We were an entity, Graham and I. He didn’t exist without me. He could have, in the same way I can live without him now, but while he was here we lived in and through each other. Eating, sleeping, speaking, choosing, playing, touching… Everything was connected, layered. The edges of ourselves blurred together… I was Kristin, but not without being Graham’s mom. I was lost in him, and there were days when the fluidness of us welled up in me and I felt anxious… Resentful even? So much love and so little ‘me’ and SO MUCH love… and Graham was everywhere… all of it.
We were more than just puzzle pieces of a story but more like a liquid suspension, mixed up entirely. It’s true that as he grew older he was beginning to sediment from our solution, I could imagine him someday standing apart… I looked forward to it even, until of course I found myself suddenly alone.
Completely separate, totally autonomous. Split wide open and gaping in ugly emptiness.
My daughters were once wrapped up in me and through me in similar ways. Each in their uniqueness, each in turn, and in moments all together, we shared existence. But as time tumbles forward there are a hundred things that demonstrate their separateness from me – their maturity, their individual personhood apart from my life and my love. I often feel dumbfounded in wonderment and gratefulness.
The thing is, there are still pieces of me that completely fit with the pieces of my girls.
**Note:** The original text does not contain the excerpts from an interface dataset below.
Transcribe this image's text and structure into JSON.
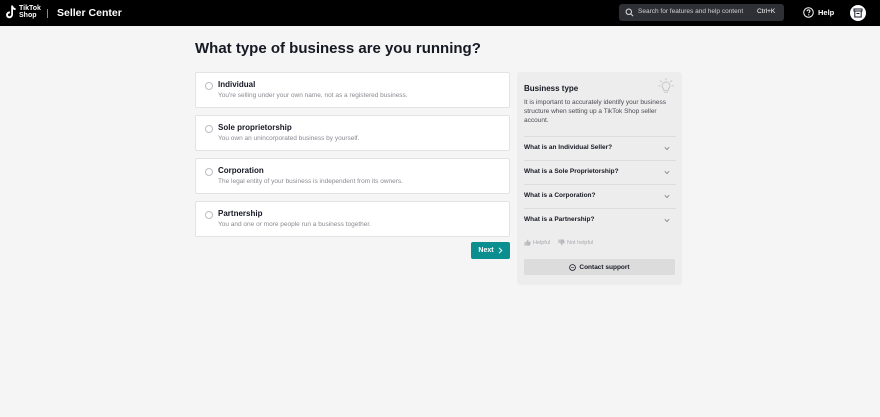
{
  "header": {
    "logo_line1": "TikTok",
    "logo_line2": "Shop",
    "app_title": "Seller Center",
    "search_placeholder": "Search for features and help content",
    "search_shortcut": "Ctrl+K",
    "help_label": "Help",
    "icons": [
      "tiktok-logo-icon",
      "search-icon",
      "help-icon",
      "shop-icon"
    ]
  },
  "main": {
    "title": "What type of business are you running?",
    "options": [
      {
        "label": "Individual",
        "description": "You're selling under your own name, not as a registered business."
      },
      {
        "label": "Sole proprietorship",
        "description": "You own an unincorporated business by yourself."
      },
      {
        "label": "Corporation",
        "description": "The legal entity of your business is independent from its owners."
      },
      {
        "label": "Partnership",
        "description": "You and one or more people run a business together."
      }
    ],
    "next_label": "Next"
  },
  "panel": {
    "title": "Business type",
    "text": "It is important to accurately identify your business structure when setting up a TikTok Shop seller account.",
    "faqs": [
      {
        "label": "What is an Individual Seller?"
      },
      {
        "label": "What is a Sole Proprietorship?"
      },
      {
        "label": "What is a Corporation?"
      },
      {
        "label": "What is a Partnership?"
      }
    ],
    "helpful_label": "Helpful",
    "not_helpful_label": "Not helpful",
    "contact_label": "Contact support"
  },
  "colors": {
    "accent": "#0b8e90",
    "topbar": "#000000",
    "background": "#f5f5f5"
  }
}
In quiet moments, in desperate moments, in simple joy filled moments our fitting pieces find each other and we remember – we connect as mother and child and know who we are and where we are through the life of each other.
I think that we’ll carry these pieces in us forever and I pray that we’ll always have the desire and wherewithal to seek out quiet moments to join our pieces… the remnants of a life lived fully entangled. We carry history inside us, living memory.
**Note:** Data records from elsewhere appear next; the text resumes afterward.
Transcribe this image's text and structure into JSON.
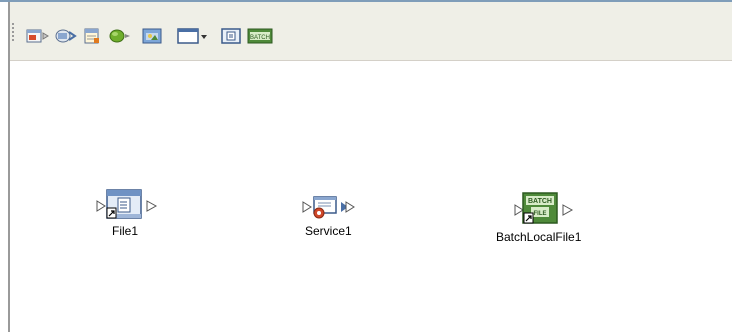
{
  "toolbar": {
    "buttons": [
      {
        "name": "file-adapter-icon",
        "tooltip": ""
      },
      {
        "name": "service-adapter-icon",
        "tooltip": ""
      },
      {
        "name": "calendar-icon",
        "tooltip": ""
      },
      {
        "name": "connection-icon",
        "tooltip": ""
      },
      {
        "name": "image-icon",
        "tooltip": ""
      },
      {
        "name": "window-dropdown-icon",
        "tooltip": ""
      },
      {
        "name": "document-icon",
        "tooltip": ""
      },
      {
        "name": "batch-icon",
        "label": "BATCH"
      }
    ]
  },
  "canvas": {
    "nodes": [
      {
        "label": "File1",
        "icon": "file-icon"
      },
      {
        "label": "Service1",
        "icon": "service-icon"
      },
      {
        "label": "BatchLocalFile1",
        "icon": "batch-file-icon",
        "badge_top": "BATCH",
        "badge_bottom": "FILE"
      }
    ]
  }
}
I think if Graham were to come back to me today, I wouldn’t be familiar to him. I don’t think we could fit together anymore. What’s left of the edges that we once shared are so disfigured now, so damaged… He couldn’t find a haven. As I peer into myself, I am resolved in the disappointment that he wouldn’t find anything he needed..
Graham’s mother was demolished. I am still his mother somehow – but the mother of a dead son is nothing like the mother of Graham, because a living Graham is nothing like a dead one. I wonder even, if there’s anything to tie them together at all… Love maybe?
I wonder too, if I am even capable of finding him, could I know his soul in the darkness or has all sense of him been burned away in the disaster. Even now so many of my memories seem flat, a memory of a memory perhaps… I feel such shame to admit it, knowing that my mirror to his light is so essential.
It’s all more of my brokenness.